**WHAT YOU WILL DO:** Pictures should be left out when the listing below is repeated word for word.

**DATASET RECORDS:**
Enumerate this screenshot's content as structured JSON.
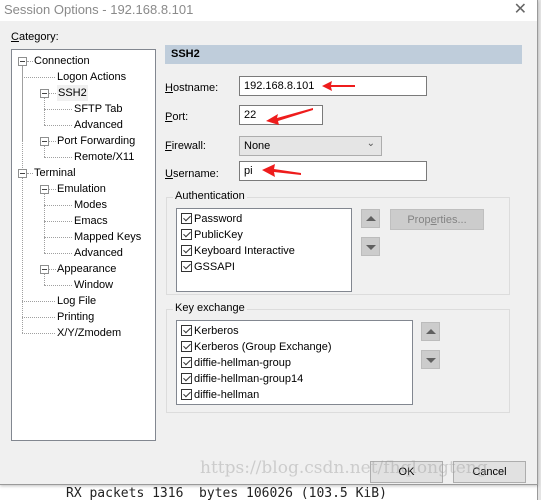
{
  "window": {
    "title": "Session Options - 192.168.8.101",
    "close_glyph": "✕"
  },
  "category": {
    "label_accel": "C",
    "label_rest": "ategory:",
    "tree": [
      {
        "label": "Connection",
        "level": 0,
        "expanded": true
      },
      {
        "label": "Logon Actions",
        "level": 1
      },
      {
        "label": "SSH2",
        "level": 1,
        "expanded": true,
        "selected": true
      },
      {
        "label": "SFTP Tab",
        "level": 2
      },
      {
        "label": "Advanced",
        "level": 2
      },
      {
        "label": "Port Forwarding",
        "level": 1,
        "expanded": true
      },
      {
        "label": "Remote/X11",
        "level": 2
      },
      {
        "label": "Terminal",
        "level": 0,
        "expanded": true
      },
      {
        "label": "Emulation",
        "level": 1,
        "expanded": true
      },
      {
        "label": "Modes",
        "level": 2
      },
      {
        "label": "Emacs",
        "level": 2
      },
      {
        "label": "Mapped Keys",
        "level": 2
      },
      {
        "label": "Advanced",
        "level": 2
      },
      {
        "label": "Appearance",
        "level": 1,
        "expanded": true
      },
      {
        "label": "Window",
        "level": 2
      },
      {
        "label": "Log File",
        "level": 1
      },
      {
        "label": "Printing",
        "level": 1
      },
      {
        "label": "X/Y/Zmodem",
        "level": 1
      }
    ]
  },
  "panel": {
    "header": "SSH2",
    "hostname": {
      "accel": "H",
      "rest": "ostname:",
      "value": "192.168.8.101"
    },
    "port": {
      "accel": "P",
      "rest": "ort:",
      "value": "22"
    },
    "firewall": {
      "accel": "F",
      "rest": "irewall:",
      "value": "None"
    },
    "username": {
      "accel": "U",
      "rest": "sername:",
      "value": "pi"
    },
    "authentication": {
      "legend": "Authentication",
      "items": [
        {
          "label": "Password",
          "checked": true
        },
        {
          "label": "PublicKey",
          "checked": true
        },
        {
          "label": "Keyboard Interactive",
          "checked": true
        },
        {
          "label": "GSSAPI",
          "checked": true
        }
      ],
      "properties_pre": "Prop",
      "properties_accel": "e",
      "properties_post": "rties..."
    },
    "key_exchange": {
      "legend": "Key exchange",
      "items": [
        {
          "label": "Kerberos",
          "checked": true
        },
        {
          "label": "Kerberos (Group Exchange)",
          "checked": true
        },
        {
          "label": "diffie-hellman-group",
          "checked": true
        },
        {
          "label": "diffie-hellman-group14",
          "checked": true
        },
        {
          "label": "diffie-hellman",
          "checked": true
        }
      ]
    }
  },
  "buttons": {
    "ok": "OK",
    "cancel": "Cancel"
  },
  "annotation_color": "#ee1c1c",
  "background_terminal_text": "RX packets 1316  bytes 106026 (103.5 KiB)",
  "watermark": "https://blog.csdn.net/fhqlongteng"
}
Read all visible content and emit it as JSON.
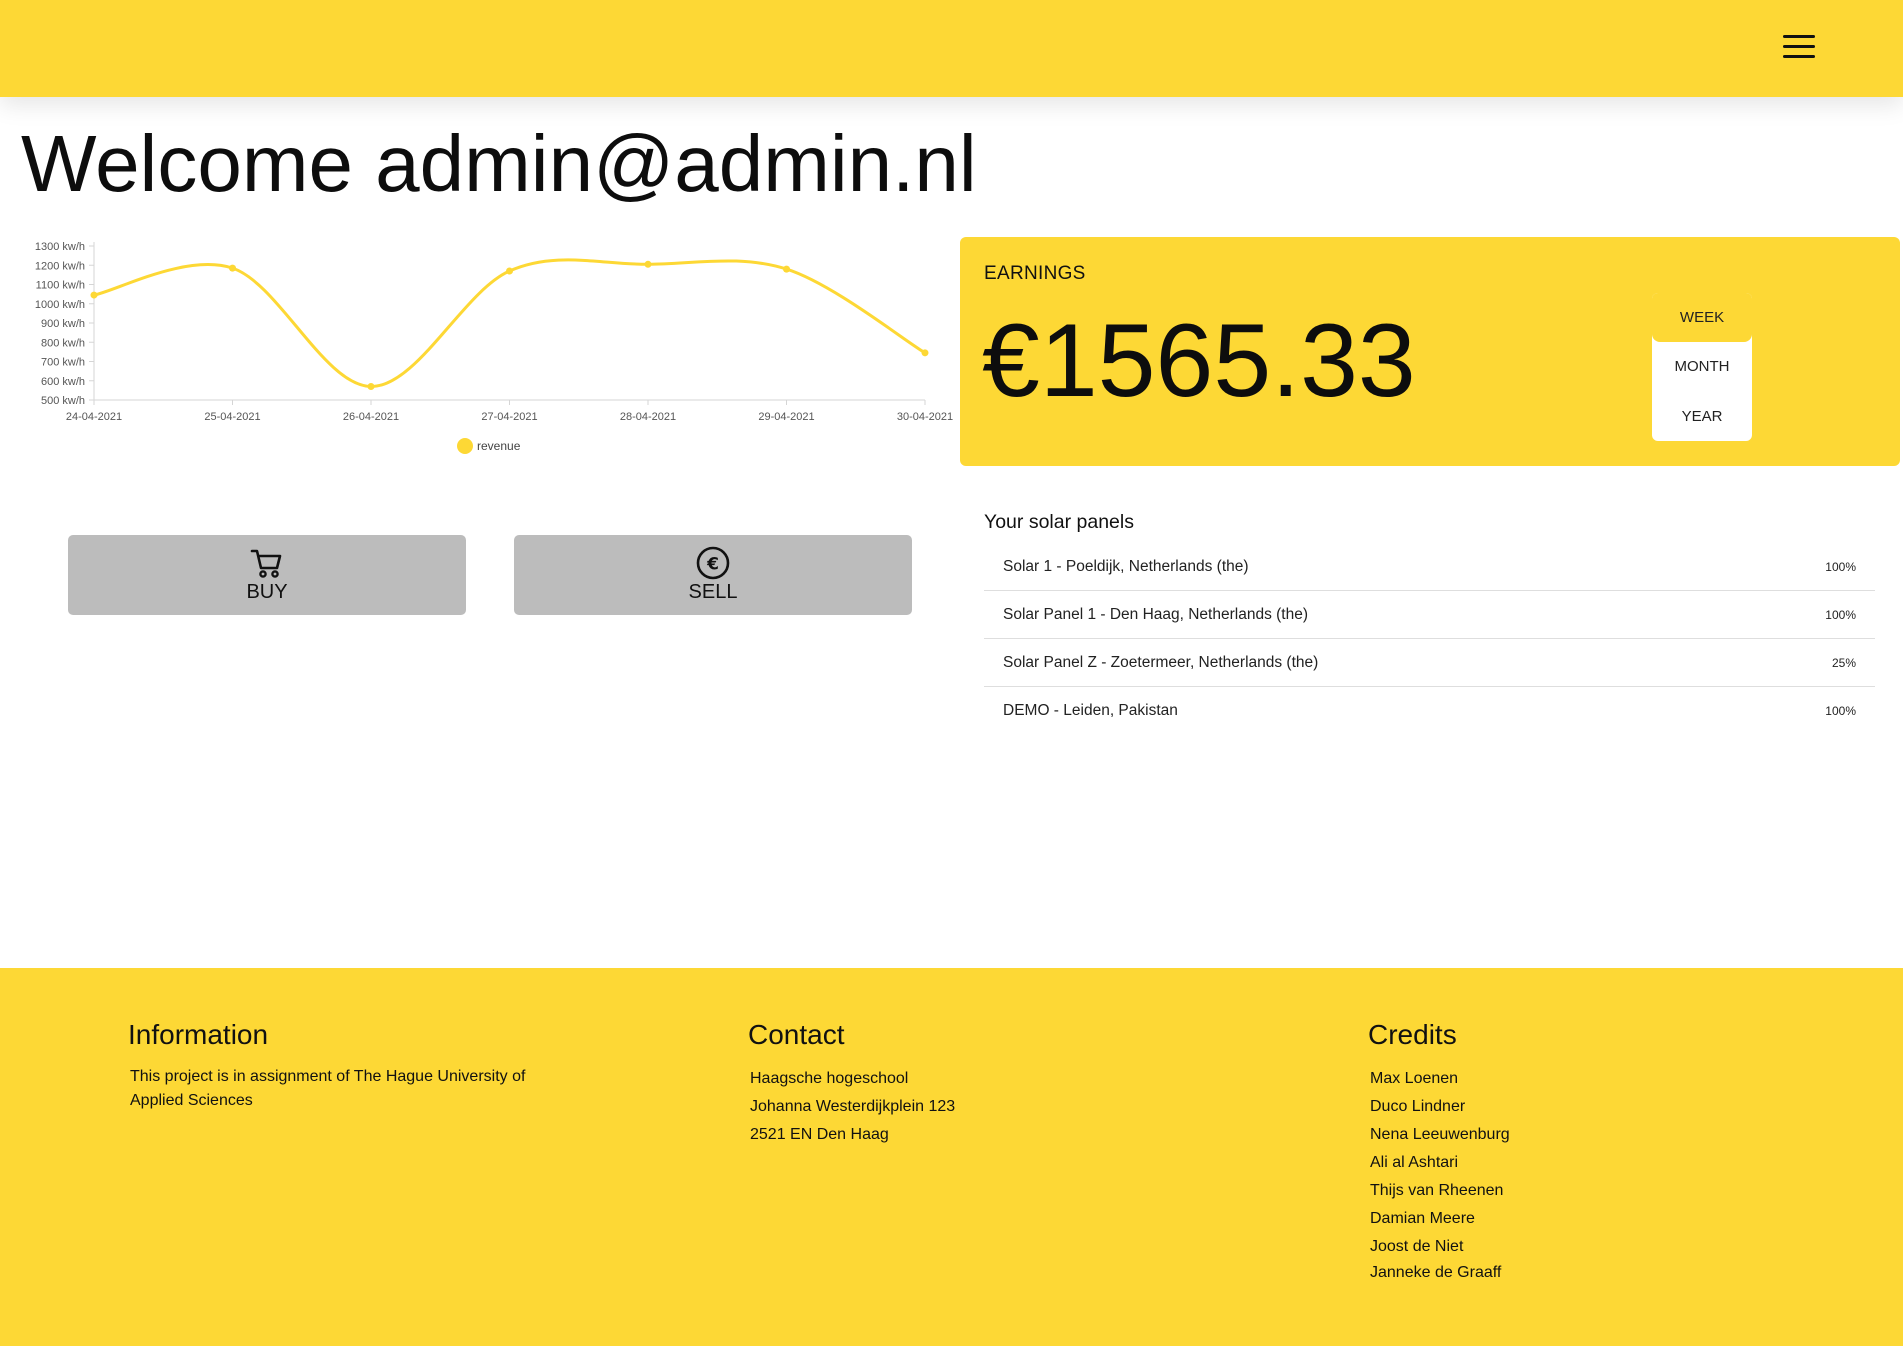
{
  "header": {
    "menu_icon": "hamburger-menu-icon"
  },
  "welcome": {
    "text": "Welcome admin@admin.nl"
  },
  "chart_data": {
    "type": "line",
    "categories": [
      "24-04-2021",
      "25-04-2021",
      "26-04-2021",
      "27-04-2021",
      "28-04-2021",
      "29-04-2021",
      "30-04-2021"
    ],
    "series": [
      {
        "name": "revenue",
        "values": [
          1045,
          1185,
          570,
          1170,
          1205,
          1180,
          745
        ],
        "color": "#fdd835"
      }
    ],
    "y_ticks": [
      "500 kw/h",
      "600 kw/h",
      "700 kw/h",
      "800 kw/h",
      "900 kw/h",
      "1000 kw/h",
      "1100 kw/h",
      "1200 kw/h",
      "1300 kw/h"
    ],
    "ylim": [
      500,
      1300
    ],
    "legend_position": "bottom",
    "grid": false,
    "title": "",
    "xlabel": "",
    "ylabel": ""
  },
  "actions": {
    "buy": {
      "label": "BUY",
      "icon": "shopping-cart-icon"
    },
    "sell": {
      "label": "SELL",
      "icon": "euro-coin-icon"
    }
  },
  "earnings": {
    "title": "EARNINGS",
    "amount": "€1565.33",
    "periods": [
      {
        "label": "WEEK",
        "active": true
      },
      {
        "label": "MONTH",
        "active": false
      },
      {
        "label": "YEAR",
        "active": false
      }
    ]
  },
  "panels": {
    "title": "Your solar panels",
    "items": [
      {
        "name": "Solar 1 - Poeldijk, Netherlands (the)",
        "percent": "100%"
      },
      {
        "name": "Solar Panel 1 - Den Haag, Netherlands (the)",
        "percent": "100%"
      },
      {
        "name": "Solar Panel Z - Zoetermeer, Netherlands (the)",
        "percent": "25%"
      },
      {
        "name": "DEMO - Leiden, Pakistan",
        "percent": "100%"
      }
    ]
  },
  "footer": {
    "information": {
      "title": "Information",
      "text": "This project is in assignment of The Hague University of Applied Sciences"
    },
    "contact": {
      "title": "Contact",
      "lines": [
        "Haagsche hogeschool",
        "Johanna Westerdijkplein 123",
        "2521 EN Den Haag"
      ]
    },
    "credits": {
      "title": "Credits",
      "names": [
        "Max Loenen",
        "Duco Lindner",
        "Nena Leeuwenburg",
        "Ali al Ashtari",
        "Thijs van Rheenen",
        "Damian Meere",
        "Joost de Niet",
        "Janneke de Graaff"
      ]
    }
  }
}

**EXERCISE ANSWER:**
Enumerate this screenshot's content as structured JSON.
{
  "window": {
    "title": "Session Options - 192.168.8.101",
    "close_glyph": "✕"
  },
  "category": {
    "label_accel": "C",
    "label_rest": "ategory:",
    "tree": [
      {
        "label": "Connection",
        "level": 0,
        "expanded": true
      },
      {
        "label": "Logon Actions",
        "level": 1
      },
      {
        "label": "SSH2",
        "level": 1,
        "expanded": true,
        "selected": true
      },
      {
        "label": "SFTP Tab",
        "level": 2
      },
      {
        "label": "Advanced",
        "level": 2
      },
      {
        "label": "Port Forwarding",
        "level": 1,
        "expanded": true
      },
      {
        "label": "Remote/X11",
        "level": 2
      },
      {
        "label": "Terminal",
        "level": 0,
        "expanded": true
      },
      {
        "label": "Emulation",
        "level": 1,
        "expanded": true
      },
      {
        "label": "Modes",
        "level": 2
      },
      {
        "label": "Emacs",
        "level": 2
      },
      {
        "label": "Mapped Keys",
        "level": 2
      },
      {
        "label": "Advanced",
        "level": 2
      },
      {
        "label": "Appearance",
        "level": 1,
        "expanded": true
      },
      {
        "label": "Window",
        "level": 2
      },
      {
        "label": "Log File",
        "level": 1
      },
      {
        "label": "Printing",
        "level": 1
      },
      {
        "label": "X/Y/Zmodem",
        "level": 1
      }
    ]
  },
  "panel": {
    "header": "SSH2",
    "hostname": {
      "accel": "H",
      "rest": "ostname:",
      "value": "192.168.8.101"
    },
    "port": {
      "accel": "P",
      "rest": "ort:",
      "value": "22"
    },
    "firewall": {
      "accel": "F",
      "rest": "irewall:",
      "value": "None"
    },
    "username": {
      "accel": "U",
      "rest": "sername:",
      "value": "pi"
    },
    "authentication": {
      "legend": "Authentication",
      "items": [
        {
          "label": "Password",
          "checked": true
        },
        {
          "label": "PublicKey",
          "checked": true
        },
        {
          "label": "Keyboard Interactive",
          "checked": true
        },
        {
          "label": "GSSAPI",
          "checked": true
        }
      ],
      "properties_pre": "Prop",
      "properties_accel": "e",
      "properties_post": "rties..."
    },
    "key_exchange": {
      "legend": "Key exchange",
      "items": [
        {
          "label": "Kerberos",
          "checked": true
        },
        {
          "label": "Kerberos (Group Exchange)",
          "checked": true
        },
        {
          "label": "diffie-hellman-group",
          "checked": true
        },
        {
          "label": "diffie-hellman-group14",
          "checked": true
        },
        {
          "label": "diffie-hellman",
          "checked": true
        }
      ]
    }
  },
  "buttons": {
    "ok": "OK",
    "cancel": "Cancel"
  },
  "annotation_color": "#ee1c1c",
  "background_terminal_text": "RX packets 1316  bytes 106026 (103.5 KiB)",
  "watermark": "https://blog.csdn.net/fhqlongteng"
}
Read all visible content and emit it as JSON.
{
  "header": {
    "menu_icon": "hamburger-menu-icon"
  },
  "welcome": {
    "text": "Welcome admin@admin.nl"
  },
  "chart_data": {
    "type": "line",
    "categories": [
      "24-04-2021",
      "25-04-2021",
      "26-04-2021",
      "27-04-2021",
      "28-04-2021",
      "29-04-2021",
      "30-04-2021"
    ],
    "series": [
      {
        "name": "revenue",
        "values": [
          1045,
          1185,
          570,
          1170,
          1205,
          1180,
          745
        ],
        "color": "#fdd835"
      }
    ],
    "y_ticks": [
      "500 kw/h",
      "600 kw/h",
      "700 kw/h",
      "800 kw/h",
      "900 kw/h",
      "1000 kw/h",
      "1100 kw/h",
      "1200 kw/h",
      "1300 kw/h"
    ],
    "ylim": [
      500,
      1300
    ],
    "legend_position": "bottom",
    "grid": false,
    "title": "",
    "xlabel": "",
    "ylabel": ""
  },
  "actions": {
    "buy": {
      "label": "BUY",
      "icon": "shopping-cart-icon"
    },
    "sell": {
      "label": "SELL",
      "icon": "euro-coin-icon"
    }
  },
  "earnings": {
    "title": "EARNINGS",
    "amount": "€1565.33",
    "periods": [
      {
        "label": "WEEK",
        "active": true
      },
      {
        "label": "MONTH",
        "active": false
      },
      {
        "label": "YEAR",
        "active": false
      }
    ]
  },
  "panels": {
    "title": "Your solar panels",
    "items": [
      {
        "name": "Solar 1 - Poeldijk, Netherlands (the)",
        "percent": "100%"
      },
      {
        "name": "Solar Panel 1 - Den Haag, Netherlands (the)",
        "percent": "100%"
      },
      {
        "name": "Solar Panel Z - Zoetermeer, Netherlands (the)",
        "percent": "25%"
      },
      {
        "name": "DEMO - Leiden, Pakistan",
        "percent": "100%"
      }
    ]
  },
  "footer": {
    "information": {
      "title": "Information",
      "text": "This project is in assignment of The Hague University of Applied Sciences"
    },
    "contact": {
      "title": "Contact",
      "lines": [
        "Haagsche hogeschool",
        "Johanna Westerdijkplein 123",
        "2521 EN Den Haag"
      ]
    },
    "credits": {
      "title": "Credits",
      "names": [
        "Max Loenen",
        "Duco Lindner",
        "Nena Leeuwenburg",
        "Ali al Ashtari",
        "Thijs van Rheenen",
        "Damian Meere",
        "Joost de Niet",
        "Janneke de Graaff"
      ]
    }
  }
}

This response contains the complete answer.